On Tue, 27 Feb 2001, Ludwik Kowalski wrote:

Instead of asking "which of the two setup has a larger C?"
I can now ask "which of the setups should take more Q from
the battery?" Why should the presence of the third plate
require a larger Q?

Things might become slightly clearer if we specifically depict the two new
capacitors formed by the extra plate.

Change this:

B

* *
* *
******* ******* C2
* *
* *

*********

Into this:

B

* *
* *
******* ******* C2
* * * *
* * * *
* *
* *
* *
* *
******* *****
* *
* *
********* *********
C3 C4
********* *********
* *
* *
* *
*************

However, the added plate does not approach the *backs* of the two
capacitor plates, instead it approaches the gap region. It causes charge
on the original two plates to migrate towards the extra plate, and acts to
"intercept" flux lines connected to that charge, therefore it partially
shields the original two plates from each others' effects. As far as the
charge is concerned, the two original plates are rotating to face the
extra plate. As a result, the original capacitor's value would decrease
even as the extra capacitance of C(added) = 1/(1/c3 + 1/c4) causes the
total capacitance to increase. Arguements using forces and potential
energy show that the drop in value of C2 is more than made up by the extra

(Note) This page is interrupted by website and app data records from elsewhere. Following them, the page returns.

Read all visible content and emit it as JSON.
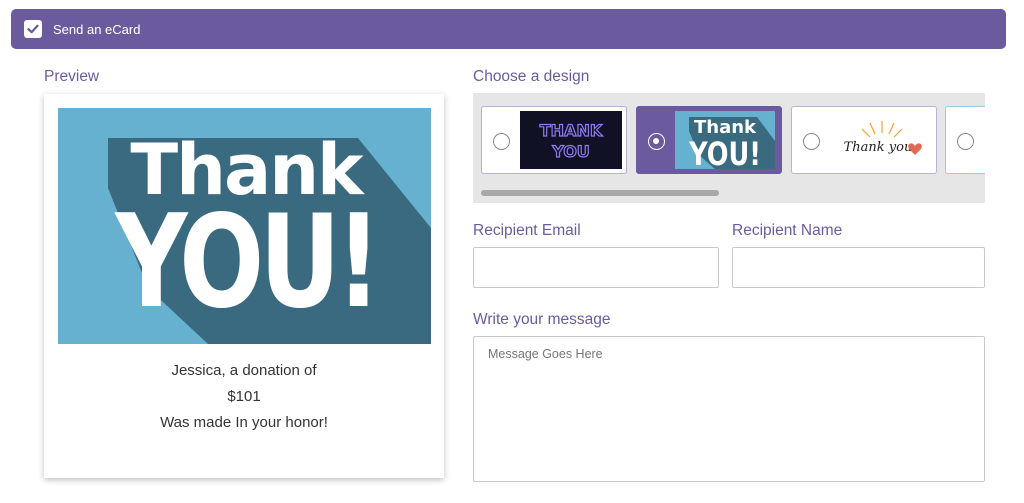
{
  "ecard_toggle": {
    "label": "Send an eCard",
    "checked": true
  },
  "preview": {
    "heading": "Preview",
    "image_text_line1": "Thank",
    "image_text_line2": "YOU!",
    "message_line1": "Jessica, a donation of",
    "message_amount": "$101",
    "message_line3": "Was made In your honor!"
  },
  "designs": {
    "heading": "Choose a design",
    "options": [
      {
        "text_line1": "THANK",
        "text_line2": "YOU",
        "selected": false
      },
      {
        "text_line1": "Thank",
        "text_line2": "YOU!",
        "selected": true
      },
      {
        "text_line1": "Thank you",
        "selected": false
      },
      {
        "selected": false
      }
    ]
  },
  "form": {
    "recipient_email_label": "Recipient Email",
    "recipient_name_label": "Recipient Name",
    "message_label": "Write your message",
    "message_placeholder": "Message Goes Here"
  },
  "colors": {
    "accent": "#6b5b9e",
    "card_blue": "#66b1cf",
    "card_shadow": "#3a6a80"
  }
}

I don't see other ways to simplify this problem, so perhaps it's in the
same realm as calculating charge distributions on conductors of arbitrary